The SARB monitors every flow of money outside of SA and parameters are in place for SARS to detect more easily the buying and selling of cryptocurrencies.
For tax purposes SARS will apply the normal tax rules to this asset. A crypto asset is not a currency and it’s clear that there will be tax consequences from the purchasing and disposing of crypto assets.
If the individual is resident for tax purposes, SARS is interested in the worldwide assets. It doesn’t matter where the crypto assets are held.
The onus is on taxpayers to declare all cryptocurrency-related taxable income in the tax year in which it is received or accrued. Failure to do so could result in interest and penalties.
Taxpayers who are uncertain about specific transactions involving cryptocurrencies may seek guidance from SARS through channels such as Binding Private Rulings (depending on the nature of the transaction).
8. Offshore trusts
In order for a trust to be non-resident and to be taxed on SA sourced amounts only:
- The trust must be formed outside of SA, and
- The place of effective management should be in the foreign country, to show that it was formed and managed outside of SA.
Be sure that a non-resident has set the trust up, check who is funding the trust, check that the correct interest rate is charged, and look at the trust beneficiaries. Many foreign trust beneficiaries may still be tax resident here.

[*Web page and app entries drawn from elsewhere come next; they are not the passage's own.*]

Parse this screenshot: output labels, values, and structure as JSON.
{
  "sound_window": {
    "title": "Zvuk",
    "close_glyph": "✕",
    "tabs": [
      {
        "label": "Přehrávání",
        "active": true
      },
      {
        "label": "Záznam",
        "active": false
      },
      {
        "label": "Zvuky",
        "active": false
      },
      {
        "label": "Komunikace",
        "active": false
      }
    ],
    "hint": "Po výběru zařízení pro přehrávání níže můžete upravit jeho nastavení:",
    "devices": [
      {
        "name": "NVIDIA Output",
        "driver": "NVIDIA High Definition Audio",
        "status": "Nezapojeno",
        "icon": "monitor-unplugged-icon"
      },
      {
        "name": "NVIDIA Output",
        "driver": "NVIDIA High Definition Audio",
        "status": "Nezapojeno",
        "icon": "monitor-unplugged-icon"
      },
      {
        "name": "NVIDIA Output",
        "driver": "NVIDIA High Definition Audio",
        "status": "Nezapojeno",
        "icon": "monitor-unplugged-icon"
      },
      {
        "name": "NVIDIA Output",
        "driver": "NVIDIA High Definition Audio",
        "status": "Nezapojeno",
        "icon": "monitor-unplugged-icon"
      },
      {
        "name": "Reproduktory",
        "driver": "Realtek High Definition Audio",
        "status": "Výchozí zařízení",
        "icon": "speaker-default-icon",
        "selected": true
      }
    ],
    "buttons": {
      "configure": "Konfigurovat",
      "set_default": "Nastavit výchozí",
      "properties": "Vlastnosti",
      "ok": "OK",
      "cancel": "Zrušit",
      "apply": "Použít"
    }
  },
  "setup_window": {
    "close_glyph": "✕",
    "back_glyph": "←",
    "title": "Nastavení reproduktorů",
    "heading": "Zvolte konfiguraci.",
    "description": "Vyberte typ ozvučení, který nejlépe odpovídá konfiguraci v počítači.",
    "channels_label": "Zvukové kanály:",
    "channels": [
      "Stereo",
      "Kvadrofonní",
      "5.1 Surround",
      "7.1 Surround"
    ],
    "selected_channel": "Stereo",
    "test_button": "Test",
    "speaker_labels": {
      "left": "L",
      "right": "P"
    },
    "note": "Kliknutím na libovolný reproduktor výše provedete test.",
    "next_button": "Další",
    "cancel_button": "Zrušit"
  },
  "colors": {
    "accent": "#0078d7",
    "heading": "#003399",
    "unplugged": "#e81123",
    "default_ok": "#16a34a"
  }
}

There are other ways to make sure that money building up in the trust is taxed within the tax-friendly trust. Make sure that assets are not earning amounts from an SA source. When a trust has income, if the trustees exercise discretion and vest an amount in a beneficiary for tax purposes, that pulls the amount out of the trust and into the hands of the beneficiaries. With an offshore trust you want the trust to be taxed, not the beneficiaries.
Section 25B(2A) of the Income Tax Act
SARS now has a situation where many people have offshore trusts (non-resident trusts), but the trust beneficiaries are tax resident in SA. Income would typically accumulate in the offshore trust – and therefore nothing is coming back to SA in the form of taxes.
Where offshore trust assets generate an income but there are no vested rights for the beneficiaries, this income does not flow back into SA. The income then becomes after-tax accumulated retained income. Should the beneficiaries receive vested rights in later years, they will be fully taxed on the distribution they get from the offshore trust. It doesn’t matter what the amount was originally. What SARS looks at is whether the amount was taxed in the offshore trust, retained in the offshore trust after tax, and when the beneficiary receives the vested right. Section 25B pulls that full amount in as income for the beneficiary.
Taxpayers have tried to find ways to get around this, for example with the use of retirement annuity trusts. A retirement annuity trust is nothing more than an offshore trust, for tax purposes. It’s not recognised as a retirement fund for tax purposes and is not tax deductible. The idea is that the trust is a totally discretionary vehicle.
Be wary of the application of section 25B(2A) to these vehicles as well as the implications of the letter of wishes that sometimes form part of the trust deed, as this is a foreign phenomenon in SA.
These vehicles are made to look like fully discretionary vehicles, but they aren’t. We anticipate that SARS will ultimately bring these into our tax net.